Since 1988, with the publication of annual data on deforestation in the Amazon, and especially since “real time” monitoring began in 2004, Brazil’s forest service has been successful in affecting land cover change. My research considers how new representations of landscape, and especially satellite images, with a certain spatial and temporal resolution, coincided with economic and political transitions that dispossessed rural agriculturalists – the same people who came to build their homes in cities. These conjoined processes, which took place throughout the 20th century, have continued in the 21st century in Brazil, shaping both cities and forests. While aerial images have been important towards understanding areal land cover change, these images also occlude “sub-pixel” (and super-pixel) processes that structure forest communities and their trajectories of change. It is these processes and their inter-scalar affects that might tell us something about the specificity of diverse forest communities and their futures in the midst of climate change. I see building this understanding as an iterative process that transcends disciplinary boundaries.
My research aims to examine a central hypothesis of the theory of complex adaptive systems in ecology – the idea that ecosystems do not develop in a linear fashion, but rather have multiple possible developmental trajectories (Solé and Bascompte, 2006). Because these dynamic developmental pathways exceed the limits of models, complexity science has approached ecological research as an iterative exploration of tentative relationships with a high degree of uncertainty. An important insight arising from complex adaptive systems theory is that ecosystem management relies upon a perpetually incomplete archive of historical and ecological evidence (Dearing et al. 2015). Nonetheless, “management” must take place within these large and dynamic patterns (Levin et al. 2013; Messier et al. 2014). My inquiry into complex systems ecology departs from this perspective, with the caveat that there may be no such thing as management per se. In investigating ecologies modified by human beings my intent is to question the distinction between management and other socio-ecologies that shape trajectories of environmental change and affect human and non-human lives.
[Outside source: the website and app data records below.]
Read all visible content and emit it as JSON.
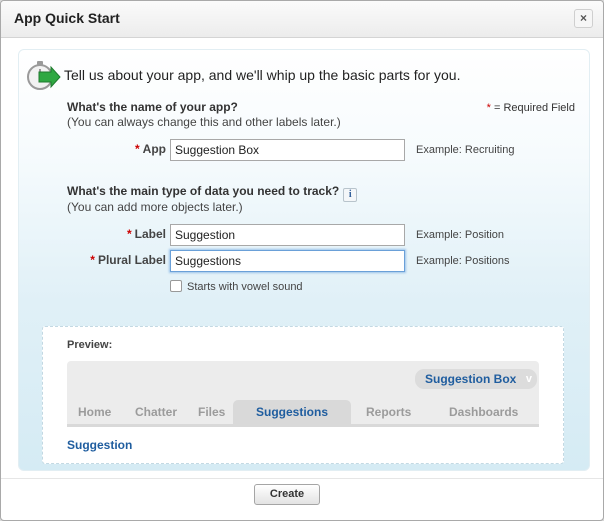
{
  "dialog": {
    "title": "App Quick Start",
    "close_symbol": "×",
    "intro": "Tell us about your app, and we'll whip up the basic parts for you.",
    "required_legend": "= Required Field"
  },
  "app_section": {
    "question": "What's the name of your app?",
    "hint": "(You can always change this and other labels later.)",
    "app_label": "App",
    "app_value": "Suggestion Box",
    "app_example": "Example: Recruiting"
  },
  "data_section": {
    "question": "What's the main type of data you need to track?",
    "info_symbol": "i",
    "hint": "(You can add more objects later.)",
    "label_label": "Label",
    "label_value": "Suggestion",
    "label_example": "Example: Position",
    "plural_label": "Plural Label",
    "plural_value": "Suggestions",
    "plural_example": "Example: Positions",
    "vowel_checkbox": "Starts with vowel sound",
    "vowel_checked": false
  },
  "preview": {
    "label": "Preview:",
    "app_picker": "Suggestion Box",
    "app_picker_chevron": "v",
    "tabs": [
      "Home",
      "Chatter",
      "Files",
      "Suggestions",
      "Reports",
      "Dashboards"
    ],
    "active_tab": "Suggestions",
    "link": "Suggestion"
  },
  "footer": {
    "create_label": "Create"
  },
  "colors": {
    "link_blue": "#1f5d9f",
    "required_red": "#cc0000",
    "panel_gradient_bottom": "#d5ebf4"
  }
}
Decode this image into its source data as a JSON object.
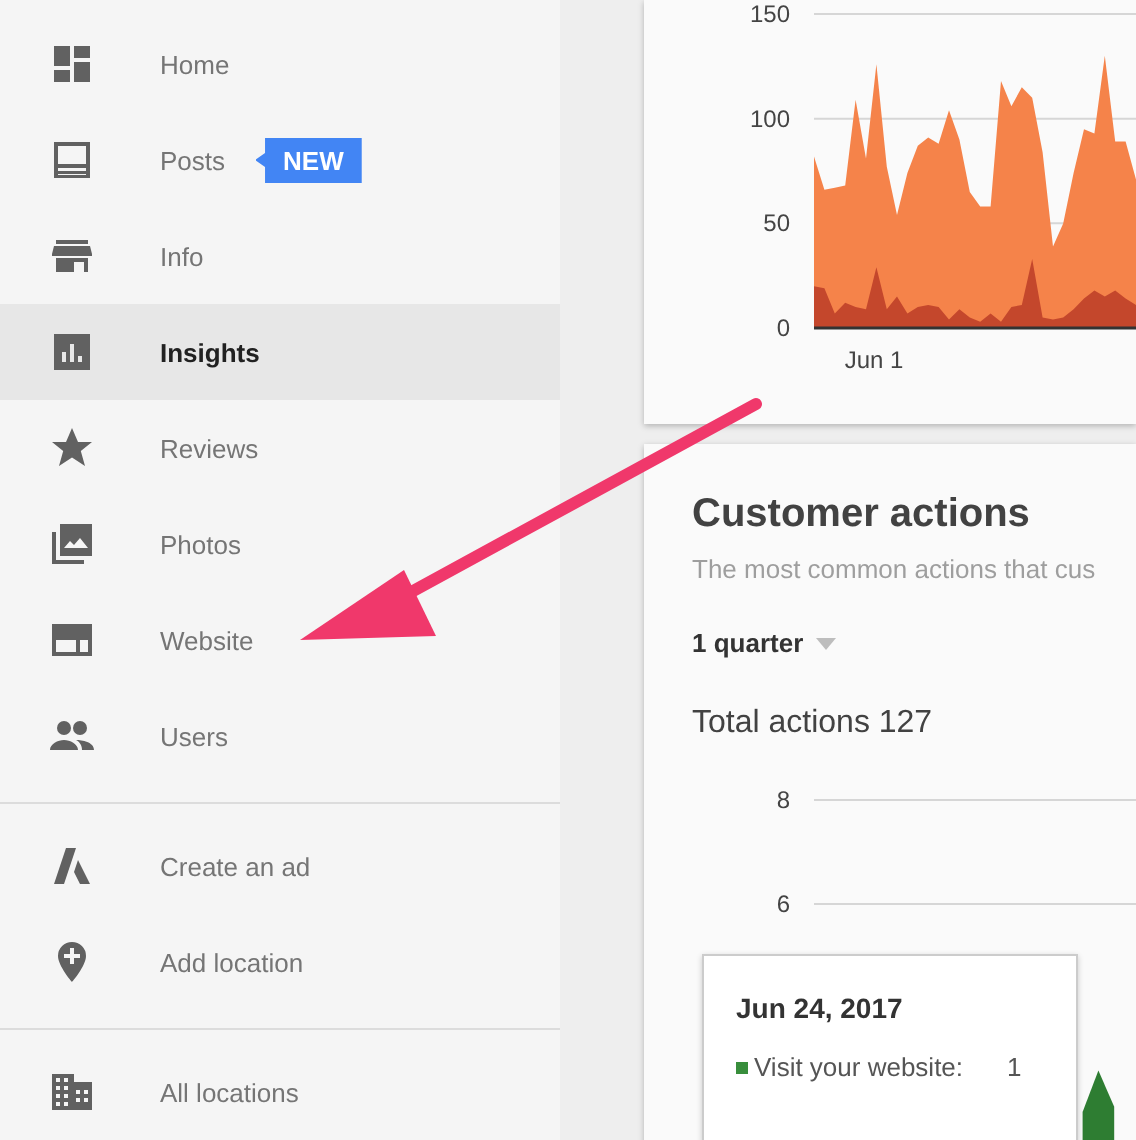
{
  "sidebar": {
    "sections": [
      [
        {
          "label": "Home",
          "selected": false
        },
        {
          "label": "Posts",
          "selected": false,
          "badge": "NEW"
        },
        {
          "label": "Info",
          "selected": false
        },
        {
          "label": "Insights",
          "selected": true
        },
        {
          "label": "Reviews",
          "selected": false
        },
        {
          "label": "Photos",
          "selected": false
        },
        {
          "label": "Website",
          "selected": false
        },
        {
          "label": "Users",
          "selected": false
        }
      ],
      [
        {
          "label": "Create an ad",
          "selected": false
        },
        {
          "label": "Add location",
          "selected": false
        }
      ],
      [
        {
          "label": "All locations",
          "selected": false
        }
      ]
    ]
  },
  "views_card": {
    "date_label": "Jun 1",
    "chart_data": {
      "type": "area",
      "stacked": false,
      "yticks": [
        0,
        50,
        100,
        150
      ],
      "ylim": [
        0,
        150
      ],
      "series": [
        {
          "color": "#f5834a",
          "values": [
            82,
            66,
            67,
            68,
            109,
            81,
            126,
            77,
            54,
            74,
            87,
            91,
            88,
            104,
            90,
            65,
            58,
            58,
            118,
            106,
            115,
            110,
            84,
            39,
            50,
            74,
            95,
            93,
            130,
            89,
            89,
            71
          ]
        },
        {
          "color": "#c4472c",
          "values": [
            20,
            19,
            7,
            12,
            10,
            9,
            29,
            9,
            15,
            7,
            10,
            11,
            10,
            4,
            9,
            5,
            3,
            7,
            3,
            10,
            11,
            33,
            5,
            4,
            5,
            9,
            14,
            18,
            15,
            18,
            14,
            11
          ]
        }
      ]
    }
  },
  "actions_card": {
    "title": "Customer actions",
    "subtitle": "The most common actions that cus",
    "period": "1 quarter",
    "total": "Total actions 127",
    "chart_data": {
      "type": "area",
      "yticks": [
        6,
        8
      ],
      "ylim": [
        0,
        8
      ],
      "series": [
        {
          "color": "#2e7d32",
          "values": [
            null,
            null,
            null,
            null,
            null,
            null,
            null,
            null,
            null,
            null,
            null,
            null,
            null,
            null,
            null,
            null,
            null,
            2.0,
            2.8,
            2.1,
            null
          ]
        }
      ]
    },
    "tooltip": {
      "date": "Jun 24, 2017",
      "rows": [
        {
          "label": "Visit your website:",
          "value": "1",
          "color": "#388e3c"
        }
      ]
    }
  }
}
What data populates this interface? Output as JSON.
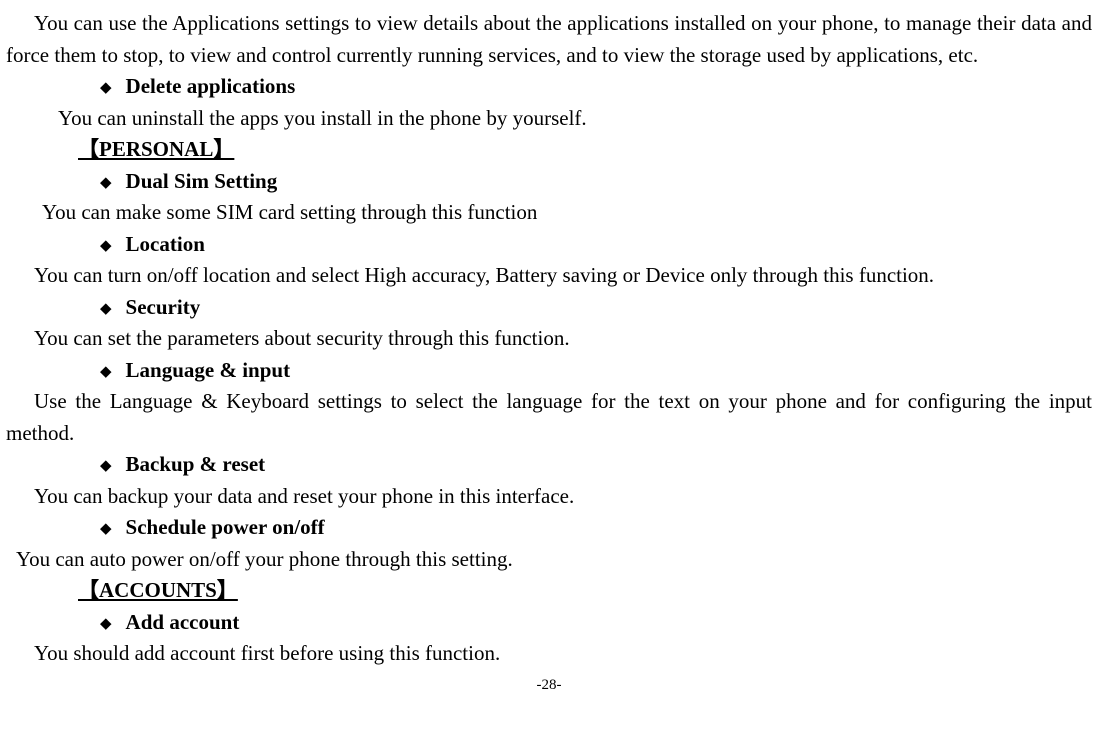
{
  "intro": "You can use the Applications settings to view details about the applications installed on your phone, to manage their data and force them to stop, to view and control currently running services, and to view the storage used by applications, etc.",
  "items": {
    "delete_apps": {
      "title": "Delete applications",
      "desc": "You can uninstall the apps you install in the phone by yourself."
    },
    "dual_sim": {
      "title": "Dual Sim Setting",
      "desc": "You can make some SIM card setting through this function"
    },
    "location": {
      "title": "Location",
      "desc": "You can turn on/off location and select High accuracy, Battery saving or Device only through this function."
    },
    "security": {
      "title": "Security",
      "desc": "You can set the parameters about security through this function."
    },
    "lang_input": {
      "title": "Language & input",
      "desc": "Use the Language & Keyboard settings to select the language for the text on your phone and for configuring the input method."
    },
    "backup": {
      "title": "Backup & reset",
      "desc": "You can backup your data and reset your phone in this interface."
    },
    "schedule": {
      "title": "Schedule power on/off",
      "desc": "You can auto power on/off your phone through this setting."
    },
    "add_account": {
      "title": "Add account",
      "desc": "You should add account first before using this function."
    }
  },
  "sections": {
    "personal": "【PERSONAL】",
    "accounts": "【ACCOUNTS】"
  },
  "page_number": "-28-"
}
As part of my pre-dissertation research, I returned to Rio de Janeiro this July with support from the Center for Latin American Studies and the Tinker Foundation to continue archival work – searching for maps, government documents, and records of companies involved in 19th and 20th century land development – as well as field work at sites where biotic communities and soils can offer pictures of how specific ecosystems have developed and changed in time and space. I photographed collections materials (not yet digitized) at Brazil’s National Archives and at the Arquivo Público do Rio de Janeiro, as well as at the library of the Jardim Botânico do Rio de Janeiro (JBRJ) and began fieldwork at the Reserva Biológica Poço das Antas in the municipality of Silva Jardim, RJ. At this protected research preserve, established in the 1960’s on former agricultural lands, I met with park managers and local residents and spent a week surveying sites where samples of soils, inventories of plants, and tree cores might be made on future visits. Dendrochronology, soil samples, and the character of plant communities are important indicators of how the forests of Poço das Antas may be changing, especially when conjoined with documents and oral histories capable of capturing the social and political forces within these forests. The development of this ecosystem profoundly affects how we approach conservation and restoration throughout the Atlantic Forest, a biome that is home to the majority of Brazil’s population, the source of water for its largest cities, and an important center of agricultural production.